| | Re: Oven Curing
Originally Posted by james
Curing your oven is an important step in the installation of any brick oven -- whether it is a Forno Bravo precast oven, a Forno Bravo Artigiano brick oven, or a Pompeii brick oven. Heating up your oven too fast can lead to cracks. You have invested a great deal of time, money and energy in your oven, so go slow, and cure your oven properly. If at all possible, don't schedule a pizza party the weekend your dome is finished.
After you have installed your oven, there is still a great deal of moisture in the mortars, hearth concrete, vermiculite, and the oven chamber and vent themselves. Each of these oven components was recently produced using an air-drying, water-based process. Simply letting the oven stand for a week does very little to "cure" the moisture out of them oven. In fact, the Forno Bravo precast oven producer recommends letting the oven stand for a week after it has been assmebled before "starting" the curing process. Thicker sections of concrete can take many weeks to cure.

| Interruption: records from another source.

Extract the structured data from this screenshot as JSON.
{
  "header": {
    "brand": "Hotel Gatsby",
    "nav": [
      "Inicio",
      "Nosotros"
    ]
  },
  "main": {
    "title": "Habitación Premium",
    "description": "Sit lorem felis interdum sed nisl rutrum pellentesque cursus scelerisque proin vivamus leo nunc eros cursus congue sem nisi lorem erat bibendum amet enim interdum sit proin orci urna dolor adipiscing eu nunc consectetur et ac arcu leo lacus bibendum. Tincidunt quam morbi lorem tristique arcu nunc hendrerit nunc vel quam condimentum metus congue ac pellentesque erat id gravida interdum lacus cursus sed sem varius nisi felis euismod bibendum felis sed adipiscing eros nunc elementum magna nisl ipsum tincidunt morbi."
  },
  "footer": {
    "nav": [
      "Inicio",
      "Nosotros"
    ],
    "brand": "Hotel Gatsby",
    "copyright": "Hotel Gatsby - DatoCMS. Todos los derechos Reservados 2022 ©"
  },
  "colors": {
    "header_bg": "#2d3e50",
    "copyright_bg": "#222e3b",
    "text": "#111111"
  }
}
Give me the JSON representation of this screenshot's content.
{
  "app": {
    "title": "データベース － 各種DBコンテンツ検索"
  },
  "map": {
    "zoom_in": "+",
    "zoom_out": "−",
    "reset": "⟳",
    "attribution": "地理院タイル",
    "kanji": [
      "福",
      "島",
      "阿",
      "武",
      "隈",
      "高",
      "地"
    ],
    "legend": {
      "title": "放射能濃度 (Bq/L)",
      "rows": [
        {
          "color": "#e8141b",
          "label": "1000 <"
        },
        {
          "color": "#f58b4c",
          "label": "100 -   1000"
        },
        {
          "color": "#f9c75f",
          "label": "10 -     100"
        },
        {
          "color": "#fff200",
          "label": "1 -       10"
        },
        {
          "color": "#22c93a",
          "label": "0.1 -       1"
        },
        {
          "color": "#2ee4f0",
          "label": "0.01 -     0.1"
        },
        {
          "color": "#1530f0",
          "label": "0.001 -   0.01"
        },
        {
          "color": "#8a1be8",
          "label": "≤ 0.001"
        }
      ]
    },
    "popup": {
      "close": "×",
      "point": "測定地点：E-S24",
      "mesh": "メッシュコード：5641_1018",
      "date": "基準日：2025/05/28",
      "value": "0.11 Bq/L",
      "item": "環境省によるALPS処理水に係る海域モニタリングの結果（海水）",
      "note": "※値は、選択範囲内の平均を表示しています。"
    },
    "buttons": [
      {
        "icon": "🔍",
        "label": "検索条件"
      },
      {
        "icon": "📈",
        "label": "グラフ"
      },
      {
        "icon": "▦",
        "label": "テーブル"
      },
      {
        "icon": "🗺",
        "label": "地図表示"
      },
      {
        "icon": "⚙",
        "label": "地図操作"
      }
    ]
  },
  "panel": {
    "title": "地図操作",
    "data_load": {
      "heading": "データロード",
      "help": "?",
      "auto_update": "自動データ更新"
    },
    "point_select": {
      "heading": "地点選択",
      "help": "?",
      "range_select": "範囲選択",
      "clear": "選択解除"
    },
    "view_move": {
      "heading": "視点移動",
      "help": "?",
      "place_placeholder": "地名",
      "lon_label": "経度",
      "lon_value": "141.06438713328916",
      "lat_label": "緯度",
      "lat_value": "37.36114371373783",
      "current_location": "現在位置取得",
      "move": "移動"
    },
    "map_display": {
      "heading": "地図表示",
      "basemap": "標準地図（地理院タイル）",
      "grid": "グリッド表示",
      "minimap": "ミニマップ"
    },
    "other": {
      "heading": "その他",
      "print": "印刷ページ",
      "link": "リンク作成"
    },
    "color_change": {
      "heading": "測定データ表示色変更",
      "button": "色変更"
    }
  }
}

You are trying to avoid two problems. First, any mortar or concrete that dries too fast shrinks and cracks. These cracks can let hot air and/or smoke escape from the oven chamber. Second, if you bring your oven up to heat while there is still sufficient moisture in the oven dome or mortars, you will actually create steam, which can produce hairline fractures, or even cracks in your oven. I heard a story (possibly an urban legend) from one of our installers who used to work with one of our competitor's ovens, where the home owner lit such a large fire in a non-cured oven that a chunck of the oven dome actually blew out the front door. Hmmm. Maybe.
Also, using a space heater can help, but only so far. It is not an alternative to fire curing. We ran a space heater in an assembled Forno Bravo precast oven for two days, then quickly heated the oven up, (don't do this at home -- it was an experiement to see what would happen to an oven that we have here) and we found that we created a very large amount of steam from the oven, mortars and vermiculite, which went on for hours and hours.
To be safe, here is a good curing schedule.
1. Let the oven sit for a week or so after you have finished the dome.
2. Run a series of seven fires, starting with a small, newspaper-only fire.
3. Increase the size of the fire each day by about 100F
4. Let the oven fall back to cool as soon as you reach the temperature you want. It is important to bring the oven up to heat gently, then back down to cold, each time.
5. If you don't have an infrared thermometer, try this schedule:
Newspaper and a little kindling
1 stick of 2"x3"X16" wood
2 sticks of wood
3 sticks of wood
4 sticks of wood
5 sticks of wood
Should I cure before covering the dome in vermiculite or after?
I would like to cure after to ensure that I cover the blanket from the elements?